Muscatine Art Center

After more than a year, the historic Musser-McColm House at the Muscatine Art Center is reopening, and the public is invited to celebrate on Thursday, June 1st from 3:30 to 6:30 p.m. A ribbon cutting will take place at 3:30 p.m. on the second floor of the historic house.

While contractors replaced HVAC equipment, installed a geothermal field, repaired and replaced windows, and upgraded electrical systems, the staff at the Muscatine Art Center has introduced new features into the historic house. Visitors can now learn about the history of the house and family through a touchscreen video and can explore the collection with two new touchscreen kiosks. Muscatine Art Center Director, Melanie Alexander explains, “Visitors often want details about the artwork and artifacts on view in the historic house, but the look of the historic house is lessened by covering the walls in labels. Technology is putting information at the fingertips of visitors who can pick and choose the objects of most interest to them.”

Changes on the second floor of the historic house include new art installations in the central hall. “The current installation features portraits from the permanent collection,” states Alexander. “We put in a wall hanging system which will enable us to more regularly rotate artwork while minimalizing damage to the plaster walls.” Three rooms on the second floor feature a collection of spring motor phonographs on loan from Brian Walter. Exhibitions in these rooms will change. The phonograph exhibition will be on view through July 30, 2017. The former master bedroom has been transformed into a display room for the pattern and art glass collection. A series of cases designed by Pearl City Woodworks features top to bottom displays of the glass collection. Individual glass objects will rotate periodically.

“One of the most significant changes in the historic house is the addition of the ‘Learn to Look’ family gallery,” explains Alexander. “For many years, the staff and board has discussed ways to make the facility more family-friendly.” The gallery features a wide variety of hands-on activities, children’s books, games, and toys.
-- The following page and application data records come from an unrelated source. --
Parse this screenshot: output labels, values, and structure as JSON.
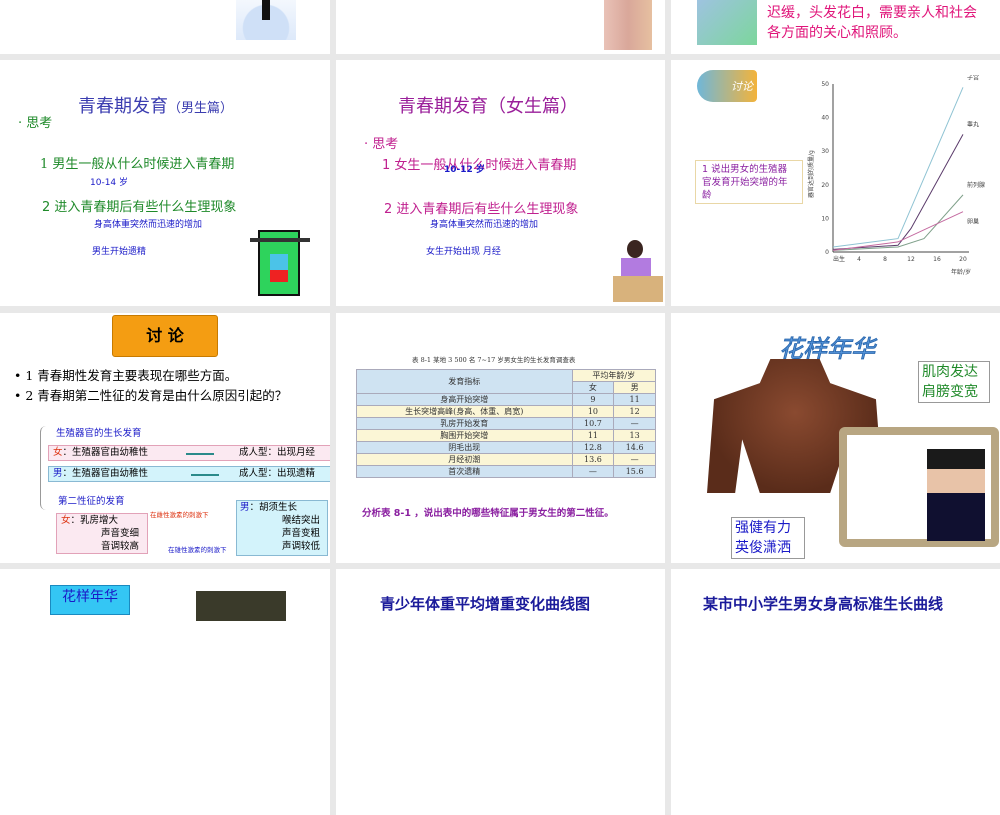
{
  "slides": {
    "s3": {
      "line1": "迟缓，头发花白，需要亲人和社会",
      "line2": "各方面的关心和照顾。"
    },
    "s4": {
      "title": "青春期发育",
      "title_small": "（男生篇）",
      "bullet": "思考",
      "q1": "1   男生一般从什么时候进入青春期",
      "a1": "10-14 岁",
      "q2": "2  进入青春期后有些什么生理现象",
      "a2": "身高体重突然而迅速的增加",
      "a3": "男生开始遗精"
    },
    "s5": {
      "title": "青春期发育（女生篇）",
      "bullet": "思考",
      "q1": "1   女生一般从什么时候进入青春期",
      "a1": "10-12 岁",
      "q2": "2  进入青春期后有些什么生理现象",
      "a2": "身高体重突然而迅速的增加",
      "a3": "女生开始出现  月经"
    },
    "s6": {
      "badge": "讨论",
      "question": "1  说出男女的生殖器官发育开始突增的年龄"
    },
    "s7": {
      "banner": "讨 论",
      "b1": "1   青春期性发育主要表现在哪些方面。",
      "b2": "2    青春期第二性征的发育是由什么原因引起的？",
      "h1": "生殖器官的生长发育",
      "f_label": "女",
      "f_text": "：生殖器官由幼稚性",
      "f_result": "成人型：出现月经",
      "m_label": "男",
      "m_text": "：生殖器官由幼稚性",
      "m_result": "成人型：出现遗精",
      "h2": "第二性征的发育",
      "f2_label": "女",
      "f2_lines": [
        "：乳房增大",
        "声音变细",
        "音调较高"
      ],
      "f_hormone": "在雌性激素的刺激下",
      "m2_label": "男",
      "m2_lines": [
        "：胡须生长",
        "喉结突出",
        "声音变粗",
        "声调较低"
      ],
      "m_hormone": "在雄性激素的刺激下"
    },
    "s8": {
      "caption": "表  8-1    某地 3 500 名 7~17 岁男女生的生长发育调查表",
      "col_indicator": "发育指标",
      "col_avg": "平均年龄/岁",
      "col_f": "女",
      "col_m": "男",
      "rows": [
        [
          "身高开始突增",
          "9",
          "11"
        ],
        [
          "生长突增高峰(身高、体重、肩宽)",
          "10",
          "12"
        ],
        [
          "乳房开始发育",
          "10.7",
          "—"
        ],
        [
          "胸围开始突增",
          "11",
          "13"
        ],
        [
          "阴毛出现",
          "12.8",
          "14.6"
        ],
        [
          "月经初潮",
          "13.6",
          "—"
        ],
        [
          "首次遗精",
          "—",
          "15.6"
        ]
      ],
      "prompt": "分析表 8-1  ，说出表中的哪些特征属于男女生的第二性征。"
    },
    "s9": {
      "title": "花样年华",
      "box1": [
        "肌肉发达",
        "肩膀变宽"
      ],
      "box2": [
        "强健有力",
        "英俊潇洒"
      ]
    },
    "s10": {
      "title": "花样年华"
    },
    "s11": {
      "title": "青少年体重平均增重变化曲线图"
    },
    "s12": {
      "title": "某市中小学生男女身高标准生长曲线"
    }
  },
  "chart_data": {
    "type": "line",
    "title": "",
    "xlabel": "年龄/岁",
    "ylabel": "器官达到的质量/g",
    "xlim": [
      0,
      20
    ],
    "ylim": [
      0,
      50
    ],
    "xticks": [
      {
        "v": 0,
        "l": "出生"
      },
      {
        "v": 4,
        "l": "4"
      },
      {
        "v": 8,
        "l": "8"
      },
      {
        "v": 12,
        "l": "12"
      },
      {
        "v": 16,
        "l": "16"
      },
      {
        "v": 20,
        "l": "20"
      }
    ],
    "yticks": [
      0,
      10,
      20,
      30,
      40,
      50
    ],
    "series": [
      {
        "name": "子宫",
        "color": "#8fc3d3",
        "points": [
          [
            0,
            1.5
          ],
          [
            10,
            4
          ],
          [
            20,
            49
          ]
        ]
      },
      {
        "name": "睾丸",
        "color": "#5a3a6a",
        "points": [
          [
            0,
            0.8
          ],
          [
            10,
            2
          ],
          [
            12,
            7
          ],
          [
            20,
            35
          ]
        ]
      },
      {
        "name": "前列腺",
        "color": "#7fa08a",
        "points": [
          [
            0,
            0.5
          ],
          [
            10,
            1.5
          ],
          [
            14,
            4
          ],
          [
            20,
            17
          ]
        ]
      },
      {
        "name": "卵巢",
        "color": "#c46aa0",
        "points": [
          [
            0,
            0.5
          ],
          [
            10,
            3
          ],
          [
            20,
            12
          ]
        ]
      }
    ]
  }
}
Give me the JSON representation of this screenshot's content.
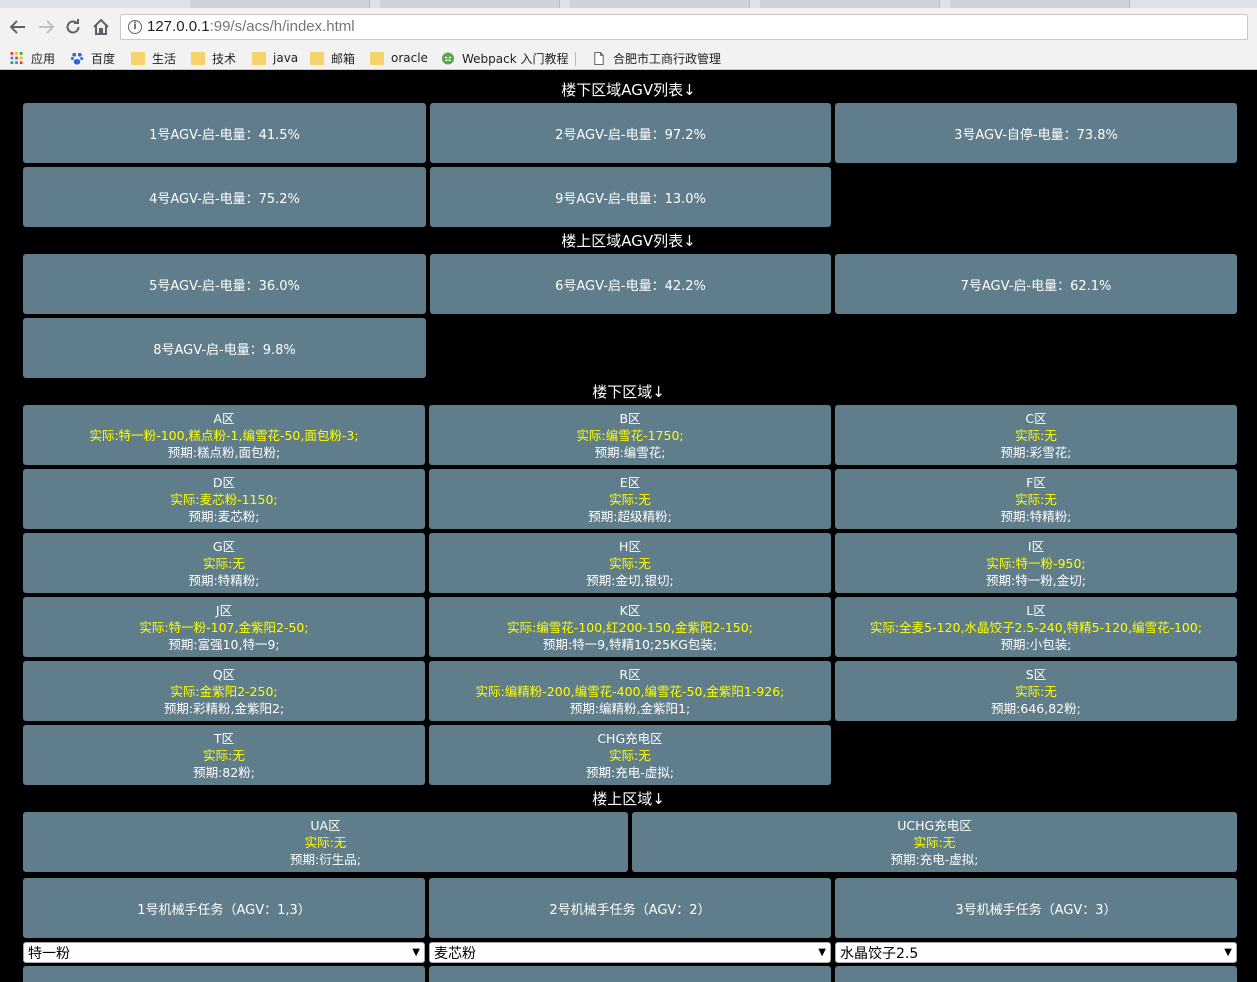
{
  "browser": {
    "url_host": "127.0.0.1",
    "url_rest": ":99/s/acs/h/index.html",
    "bookmarks": [
      "应用",
      "百度",
      "生活",
      "技术",
      "java",
      "邮箱",
      "oracle",
      "Webpack 入门教程",
      "合肥市工商行政管理"
    ]
  },
  "downstairs_agv": {
    "title": "楼下区域AGV列表↓",
    "items": [
      "1号AGV-启-电量：41.5%",
      "2号AGV-启-电量：97.2%",
      "3号AGV-自停-电量：73.8%",
      "4号AGV-启-电量：75.2%",
      "9号AGV-启-电量：13.0%"
    ]
  },
  "upstairs_agv": {
    "title": "楼上区域AGV列表↓",
    "items": [
      "5号AGV-启-电量：36.0%",
      "6号AGV-启-电量：42.2%",
      "7号AGV-启-电量：62.1%",
      "8号AGV-启-电量：9.8%"
    ]
  },
  "downstairs_zones": {
    "title": "楼下区域↓",
    "items": [
      {
        "name": "A区",
        "actual": "实际:特一粉-100,糕点粉-1,编雪花-50,面包粉-3;",
        "expected": "预期:糕点粉,面包粉;"
      },
      {
        "name": "B区",
        "actual": "实际:编雪花-1750;",
        "expected": "预期:编雪花;"
      },
      {
        "name": "C区",
        "actual": "实际:无",
        "expected": "预期:彩雪花;"
      },
      {
        "name": "D区",
        "actual": "实际:麦芯粉-1150;",
        "expected": "预期:麦芯粉;"
      },
      {
        "name": "E区",
        "actual": "实际:无",
        "expected": "预期:超级精粉;"
      },
      {
        "name": "F区",
        "actual": "实际:无",
        "expected": "预期:特精粉;"
      },
      {
        "name": "G区",
        "actual": "实际:无",
        "expected": "预期:特精粉;"
      },
      {
        "name": "H区",
        "actual": "实际:无",
        "expected": "预期:金切,银切;"
      },
      {
        "name": "I区",
        "actual": "实际:特一粉-950;",
        "expected": "预期:特一粉,金切;"
      },
      {
        "name": "J区",
        "actual": "实际:特一粉-107,金紫阳2-50;",
        "expected": "预期:富强10,特一9;"
      },
      {
        "name": "K区",
        "actual": "实际:编雪花-100,红200-150,金紫阳2-150;",
        "expected": "预期:特一9,特精10;25KG包装;"
      },
      {
        "name": "L区",
        "actual": "实际:全麦5-120,水晶饺子2.5-240,特精5-120,编雪花-100;",
        "expected": "预期:小包装;"
      },
      {
        "name": "Q区",
        "actual": "实际:金紫阳2-250;",
        "expected": "预期:彩精粉,金紫阳2;"
      },
      {
        "name": "R区",
        "actual": "实际:编精粉-200,编雪花-400,编雪花-50,金紫阳1-926;",
        "expected": "预期:编精粉,金紫阳1;"
      },
      {
        "name": "S区",
        "actual": "实际:无",
        "expected": "预期:646,82粉;"
      },
      {
        "name": "T区",
        "actual": "实际:无",
        "expected": "预期:82粉;"
      },
      {
        "name": "CHG充电区",
        "actual": "实际:无",
        "expected": "预期:充电-虚拟;"
      }
    ]
  },
  "upstairs_zones": {
    "title": "楼上区域↓",
    "items": [
      {
        "name": "UA区",
        "actual": "实际:无",
        "expected": "预期:衍生品;"
      },
      {
        "name": "UCHG充电区",
        "actual": "实际:无",
        "expected": "预期:充电-虚拟;"
      }
    ]
  },
  "robot_tasks": {
    "items": [
      "1号机械手任务（AGV：1,3）",
      "2号机械手任务（AGV：2）",
      "3号机械手任务（AGV：3）"
    ],
    "selects": [
      "特一粉",
      "麦芯粉",
      "水晶饺子2.5"
    ]
  }
}
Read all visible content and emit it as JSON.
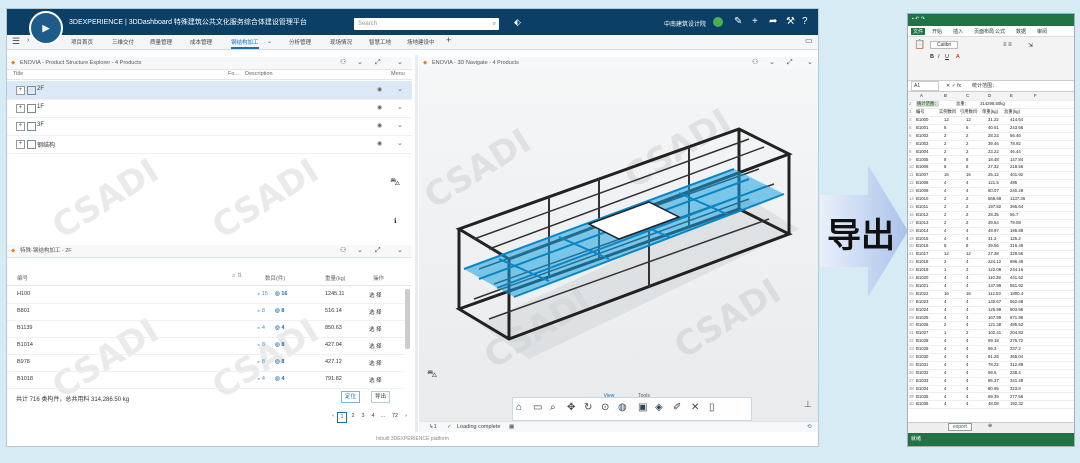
{
  "app": {
    "brand": "3DEXPERIENCE | 3DDashboard 特殊建筑公共文化服务综合体建设管理平台",
    "search_placeholder": "Search",
    "org": "中南建筑设计院",
    "tabs": [
      "项目首页",
      "三维交付",
      "质量管理",
      "成本管理",
      "钢结构加工",
      "分析管理",
      "现场情况",
      "智慧工地",
      "场地建设中"
    ],
    "active_tab": 4,
    "footer": "Inbuilt 3DEXPERIENCE platform"
  },
  "explorer": {
    "title": "ENOVIA - Product Structure Explorer - 4 Products",
    "columns": [
      "Title",
      "Fo...",
      "Description",
      "Menu"
    ],
    "rows": [
      {
        "label": "2F",
        "selected": true
      },
      {
        "label": "1F",
        "selected": false
      },
      {
        "label": "3F",
        "selected": false
      },
      {
        "label": "钢结构",
        "selected": false
      }
    ]
  },
  "table": {
    "title": "特殊-钢结构加工 - 2F",
    "columns": [
      "编号",
      "数目(件)",
      "重量(kg)",
      "操作"
    ],
    "rows": [
      {
        "id": "H100",
        "count_a": "15",
        "count_b": "16",
        "weight": "1245.11",
        "op": "选 择"
      },
      {
        "id": "B801",
        "count_a": "8",
        "count_b": "8",
        "weight": "516.14",
        "op": "选 择"
      },
      {
        "id": "B1139",
        "count_a": "4",
        "count_b": "4",
        "weight": "850.63",
        "op": "选 择"
      },
      {
        "id": "B1014",
        "count_a": "8",
        "count_b": "8",
        "weight": "427.04",
        "op": "选 择"
      },
      {
        "id": "B978",
        "count_a": "8",
        "count_b": "8",
        "weight": "427.12",
        "op": "选 择"
      },
      {
        "id": "B1018",
        "count_a": "4",
        "count_b": "4",
        "weight": "791.82",
        "op": "选 择"
      }
    ],
    "summary": "共计 716 类构件，总共用料 314,286.50 kg",
    "locate_label": "定位",
    "export_label": "导出",
    "pages": [
      "1",
      "2",
      "3",
      "4",
      "...",
      "72"
    ]
  },
  "viewer": {
    "title": "ENOVIA - 3D Navigate - 4 Products",
    "status": "Loading complete",
    "tabs": [
      "View",
      "Tools"
    ]
  },
  "arrow_label": "导出",
  "excel": {
    "menu": [
      "文件",
      "开始",
      "插入",
      "页面布局",
      "公式",
      "数据",
      "审阅"
    ],
    "font": "Calibri",
    "cellref": "A1",
    "formula": "统计范围：",
    "header_row": [
      "统计范围：",
      "总重：",
      "314298.50kg"
    ],
    "col_headers": [
      "编号",
      "实例数目",
      "引用数目",
      "单重(kg)",
      "总重(kg)"
    ],
    "rows": [
      [
        "B1000",
        "12",
        "12",
        "31.22",
        "414.64"
      ],
      [
        "B1001",
        "6",
        "6",
        "40.61",
        "243.66"
      ],
      [
        "B1002",
        "2",
        "2",
        "28.23",
        "56.46"
      ],
      [
        "B1003",
        "2",
        "2",
        "39.46",
        "78.92"
      ],
      [
        "B1004",
        "2",
        "2",
        "23.22",
        "46.44"
      ],
      [
        "B1005",
        "8",
        "8",
        "18.48",
        "147.84"
      ],
      [
        "B1006",
        "8",
        "8",
        "27.32",
        "218.56"
      ],
      [
        "B1007",
        "16",
        "16",
        "25.12",
        "401.92"
      ],
      [
        "B1008",
        "4",
        "4",
        "121.5",
        "486"
      ],
      [
        "B1009",
        "4",
        "4",
        "60.07",
        "240.28"
      ],
      [
        "B1010",
        "2",
        "2",
        "568.68",
        "1137.36"
      ],
      [
        "B1011",
        "2",
        "2",
        "197.82",
        "395.64"
      ],
      [
        "B1012",
        "2",
        "2",
        "28.35",
        "56.7"
      ],
      [
        "B1013",
        "2",
        "2",
        "39.54",
        "79.08"
      ],
      [
        "B1014",
        "4",
        "4",
        "48.97",
        "195.88"
      ],
      [
        "B1015",
        "4",
        "4",
        "31.3",
        "125.2"
      ],
      [
        "B1016",
        "8",
        "8",
        "39.56",
        "316.48"
      ],
      [
        "B1017",
        "12",
        "12",
        "27.38",
        "328.56"
      ],
      [
        "B1018",
        "2",
        "4",
        "224.12",
        "896.48"
      ],
      [
        "B1019",
        "1",
        "2",
        "122.08",
        "244.16"
      ],
      [
        "B1020",
        "4",
        "4",
        "110.38",
        "441.52"
      ],
      [
        "B1021",
        "4",
        "4",
        "137.98",
        "551.92"
      ],
      [
        "B1022",
        "16",
        "16",
        "112.53",
        "1800.4"
      ],
      [
        "B1023",
        "4",
        "4",
        "140.67",
        "562.68"
      ],
      [
        "B1024",
        "4",
        "4",
        "125.99",
        "503.96"
      ],
      [
        "B1025",
        "4",
        "4",
        "167.99",
        "671.96"
      ],
      [
        "B1026",
        "2",
        "4",
        "121.38",
        "485.52"
      ],
      [
        "B1027",
        "1",
        "2",
        "102.41",
        "204.82"
      ],
      [
        "B1028",
        "4",
        "4",
        "69.18",
        "276.72"
      ],
      [
        "B1029",
        "4",
        "4",
        "59.3",
        "237.2"
      ],
      [
        "B1030",
        "4",
        "4",
        "91.26",
        "365.04"
      ],
      [
        "B1031",
        "4",
        "4",
        "78.22",
        "312.88"
      ],
      [
        "B1032",
        "4",
        "4",
        "59.6",
        "238.4"
      ],
      [
        "B1033",
        "4",
        "4",
        "85.37",
        "341.48"
      ],
      [
        "B1034",
        "4",
        "4",
        "80.95",
        "323.8"
      ],
      [
        "B1035",
        "4",
        "4",
        "69.39",
        "277.56"
      ],
      [
        "B1036",
        "4",
        "4",
        "48.08",
        "192.32"
      ]
    ],
    "sheet": "export",
    "status": "就绪"
  }
}
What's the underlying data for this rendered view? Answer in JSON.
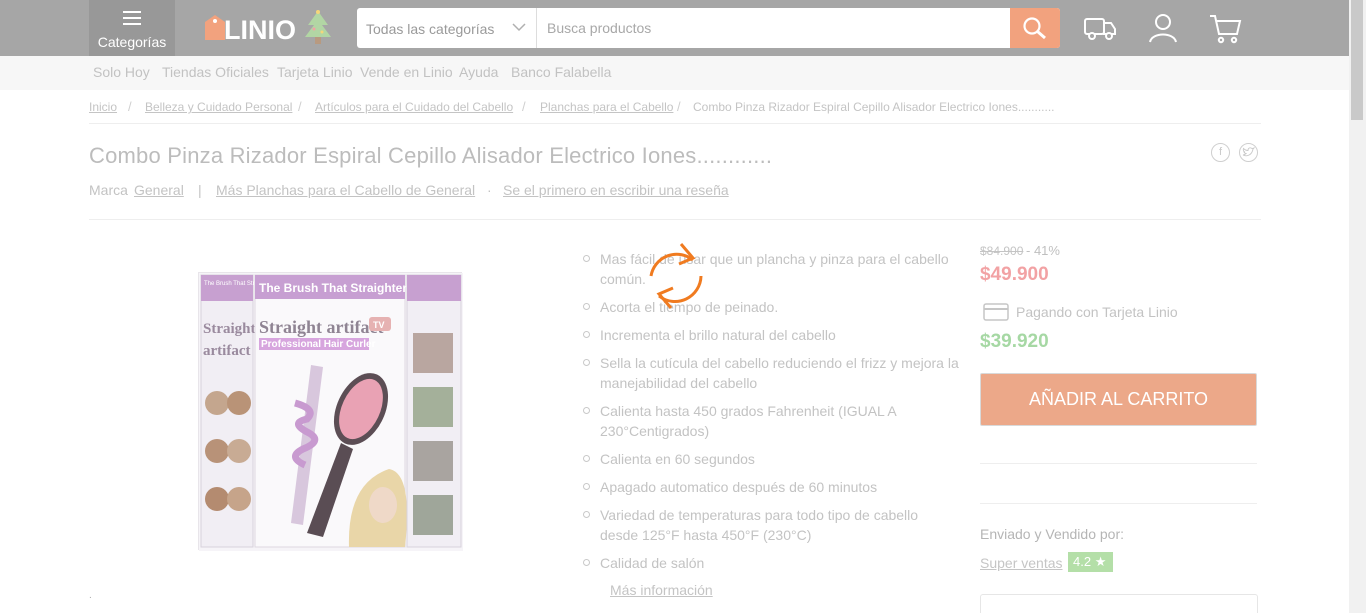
{
  "header": {
    "categories_label": "Categorías",
    "logo_text": "LINIO",
    "search": {
      "category_value": "Todas las categorías",
      "placeholder": "Busca productos"
    }
  },
  "subnav": [
    "Solo Hoy",
    "Tiendas Oficiales",
    "Tarjeta Linio",
    "Vende en Linio",
    "Ayuda",
    "Banco Falabella"
  ],
  "breadcrumb": [
    "Inicio",
    "Belleza y Cuidado Personal",
    "Artículos para el Cuidado del Cabello",
    "Planchas para el Cabello",
    "Combo Pinza Rizador Espiral Cepillo Alisador Electrico Iones..........."
  ],
  "breadcrumb_separator": "/",
  "product": {
    "title": "Combo Pinza Rizador Espiral Cepillo Alisador Electrico Iones............",
    "brand_prefix": "Marca",
    "brand": "General",
    "divider": "|",
    "more_brand": "Más Planchas para el Cabello de General",
    "dot": "·",
    "review_link": "Se el primero en escribir una reseña",
    "features": [
      "Mas fácil de usar que un plancha y pinza para el cabello común.",
      "Acorta el tiempo de peinado.",
      "Incrementa el brillo natural del cabello",
      "Sella la cutícula del cabello reduciendo el frizz y mejora la manejabilidad del cabello",
      "Calienta hasta 450 grados Fahrenheit (IGUAL A 230°Centigrados)",
      "Calienta en 60 segundos",
      "Apagado automatico después de 60 minutos",
      "Variedad de temperaturas para todo tipo de cabello desde 125°F hasta 450°F (230°C)",
      "Calidad de salón"
    ],
    "more_info": "Más información",
    "image_texts": {
      "banner": "The Brush That Straightens Hair!",
      "brand_a": "Straight artifact",
      "brand_b": "Straight artifact",
      "subtitle": "Professional Hair Curler",
      "tag_small": "The Brush That Straightens Hair!",
      "tv": "TV"
    }
  },
  "pricing": {
    "old_price": "$84.900",
    "discount": "- 41%",
    "price": "$49.900",
    "card_label": "Pagando con Tarjeta Linio",
    "card_price": "$39.920",
    "add_to_cart": "AÑADIR AL CARRITO",
    "sold_by_label": "Enviado y Vendido por:",
    "seller": "Super ventas",
    "seller_rating": "4.2"
  },
  "colors": {
    "accent": "#f2a27e",
    "price": "#f2a2a4",
    "card_price": "#a6d8a4",
    "spinner": "#f07b20"
  }
}
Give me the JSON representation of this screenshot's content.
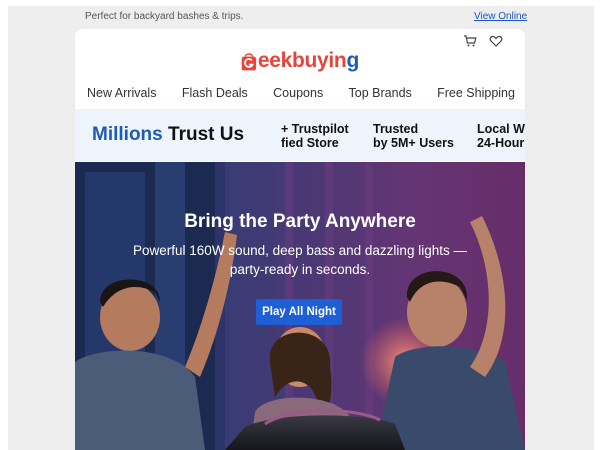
{
  "preheader": {
    "text": "Perfect for backyard bashes & trips.",
    "view_online": "View Online"
  },
  "header": {
    "logo_text_start": "G",
    "logo_text_mid": "eekbuyin",
    "logo_text_end": "g",
    "icons": [
      "cart-icon",
      "heart-icon"
    ]
  },
  "nav": {
    "items": [
      "New Arrivals",
      "Flash Deals",
      "Coupons",
      "Top Brands",
      "Free Shipping"
    ]
  },
  "trust": {
    "title_highlight": "Millions",
    "title_rest": "Trust Us",
    "item1_line1": "+ Trustpilot",
    "item1_line2": "fied Store",
    "item2_line1": "Trusted",
    "item2_line2": "by 5M+ Users",
    "item3_line1": "Local W",
    "item3_line2": "24-Hour"
  },
  "hero": {
    "title": "Bring the Party Anywhere",
    "subtitle_line1": "Powerful 160W sound, deep bass and dazzling lights —",
    "subtitle_line2": "party-ready in seconds.",
    "cta": "Play All Night"
  },
  "colors": {
    "brand_red": "#e8443a",
    "brand_blue": "#1f5bb5",
    "cta_blue": "#1e5fd6",
    "trust_bg": "#eef4fc"
  }
}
Muscatine Art Center Program Coordinator, Teresa Stenstrup, describes the room as “a space where children can experience the collection in a fun and inviting way.” Stenstrup continues, “Kids can be kids in the room, and their parents or grandparents can use the activities to engage in play and spark conversation.”

The Muscatine Art Center received many grants to make the 2016-2017 projects possible. The Roy J. Carver Charitable Trust awarded $360,000 to cover a portion of the HVAC upgrades and to fund many of the improvements to the historic house, including the addition of the “Learn to Look” family gallery. The State Historical Society of Iowa awarded a Historic Resource Development grant of $9,375 for the touchscreen kiosks. The Early American Pattern Glass Society provided a grant of $2,500 for the display cases to showcase the glass collection. The Community Foundation of Greater Muscatine granted $1,800 to enable repair work in the organ pipe room. The City of Muscatine’s 2016 bond issue covered the largest portion of the HVAC project. The project is expected to go before City Council for closeout in June 2017.

The celebration on June 1st is a family-friendly event. Free art projects for kids will be offered, as well as free hot dogs and other treats. Brian Walter will give demonstrations of his historic phonographs. All are invited to explore the new installations, new technology features, and new hands-on activities, as well as the exhibitions and historic Japanese Garden.

The Muscatine Art Center is located at 1314 Mulberry Avenue in Muscatine, Iowa. Hours are Tuesday through Friday from 10:00 a.m. to 5:00 p.m., Thursday evenings until 7:00 p.m., and Saturday and Sunday from 1:00 to 5:00 p.m. Admission is free. Donations are appreciated. Visit www.muscatineartcenter.org for more information about programs and events and to download a class brochure.